Among the Chinese players that have carved out a niche for themselves in the smartphone market in India, Xiaomi is among the top. What has worked in its favour so far is its focus on providing Indian users with reliable devices at relatively lower cost.
The launch of Redmi Y2, successor to the Redmi Y1, at Rs 9,999, is very much in line with this strategy.
In fact, the Redmi Y2 has two variants. The 4GB Ram and 64GB internal storage variant is priced slightly higher, at Rs 12,999, compared to the 3GB RAM + 32GB onboard storage variant which is priced at Rs 9,999.
With a 16MP front shooter, dual rear camera and fingerprint and face unlock features, the Redmi Y2 targets the young and the stylish and its USP is the Artificial Intelligence (AI)-powered camera technology that promises to automate the beautification process in images based on the user's age and gender.
But how good is it in delivering on the promises that the specifications of the phone make? Let's have a look.
In terms of look and feel, there could always be scope for improvement and this could well be said of phones of most of the brands. But there is actually not much reason to dislike the design of the Redmi Y2.
It is a big phone, but it fits well in the hands and hardly poses any hurdle in navigation, made easier by the MIUI "intuitive" gesture controls.
This feature is useful for single-hand navigation as it enables you to go back to a previous menu with a swipe of your finger -- up, left, or right. You can easily do away with the need of pressing the "back" or "home" buttons.
While the tiny bezels make it even more appealing, the 5.99-inch "Full Screen" display featuring an 18:9 aspect ratio is designed to make media streaming on the device a delightful experience.
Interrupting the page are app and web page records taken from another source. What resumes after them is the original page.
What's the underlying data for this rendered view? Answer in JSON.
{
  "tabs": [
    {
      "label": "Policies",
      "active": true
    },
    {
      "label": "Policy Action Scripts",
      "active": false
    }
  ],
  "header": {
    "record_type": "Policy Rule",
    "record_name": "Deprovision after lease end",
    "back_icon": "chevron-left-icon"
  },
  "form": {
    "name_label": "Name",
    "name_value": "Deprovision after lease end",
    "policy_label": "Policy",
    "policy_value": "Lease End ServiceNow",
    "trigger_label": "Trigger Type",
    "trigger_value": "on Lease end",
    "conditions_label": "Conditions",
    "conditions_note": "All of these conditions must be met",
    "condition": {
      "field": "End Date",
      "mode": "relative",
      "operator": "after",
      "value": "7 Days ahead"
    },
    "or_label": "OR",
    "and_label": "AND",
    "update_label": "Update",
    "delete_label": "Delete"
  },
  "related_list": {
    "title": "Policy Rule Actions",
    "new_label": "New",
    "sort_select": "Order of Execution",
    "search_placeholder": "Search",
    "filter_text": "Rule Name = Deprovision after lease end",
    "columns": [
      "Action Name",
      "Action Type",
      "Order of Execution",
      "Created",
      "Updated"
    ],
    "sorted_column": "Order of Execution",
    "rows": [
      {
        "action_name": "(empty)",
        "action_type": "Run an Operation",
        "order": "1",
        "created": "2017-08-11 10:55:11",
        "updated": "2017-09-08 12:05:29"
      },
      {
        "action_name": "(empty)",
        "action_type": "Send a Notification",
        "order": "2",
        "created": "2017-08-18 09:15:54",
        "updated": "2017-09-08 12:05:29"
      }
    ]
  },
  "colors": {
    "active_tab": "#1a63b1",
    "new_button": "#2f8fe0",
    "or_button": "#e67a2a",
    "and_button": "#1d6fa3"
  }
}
The camera technology is definitely a plus for the device, especially when it comes to low-light photography. And this is not only true for the front-shooter.
The 12MP+5MP dual camera system at the back clicks fairly good quality pictures, even in semi-dark conditions.
In terms of performance too, the phone strikes the right chords. Powered by the Octa-core Snapdragon 625 processor, the device houses a 3,080 mAh battery which is good enough to run a whole day on a single charge if the usage level is moderate.
The SIM tray has dual-SIM card slots and supports a Micro-SD card. Storage capacity of both the variants is expandable up to 128GB.
In comparison, the Honor 7C, which is similarly priced, features 13MP+2MP primary dual camera and 8MP front facing camera. In terms of looks and features and with its powerful front-shooter edge, the Redmi Y2 can also give the Honor 7X which comes with 4GB RAM a tough competition as the later is priced on a slightly higher side.
But in terms of visual appeal, the Honor 7X, with its compact metal unibody design, does stand out.
What does not work?
While its AI-powered selfie shooter intends to enhance the picture, it still has scope for improvement. To make the face unlock feature work, you sometimes need to adjust the angle of your screen, or your face.
Moreover, heavy users -- those who are into gaming and extensive media streaming -- may find the battery life per charge less than adequate.
Conclusion: Bracketing the Redmi Y2 as a selfie phone will be wrong. It is much more than that. Besides the camera technology, which is the highlight of the phone, it scored highly in terms of design, performance and ease of use too, making it a desirable phone in the sub-Rs 10,000 segment.
(Gokul Bhagabati can be contacted at firstname.lastname@example.org)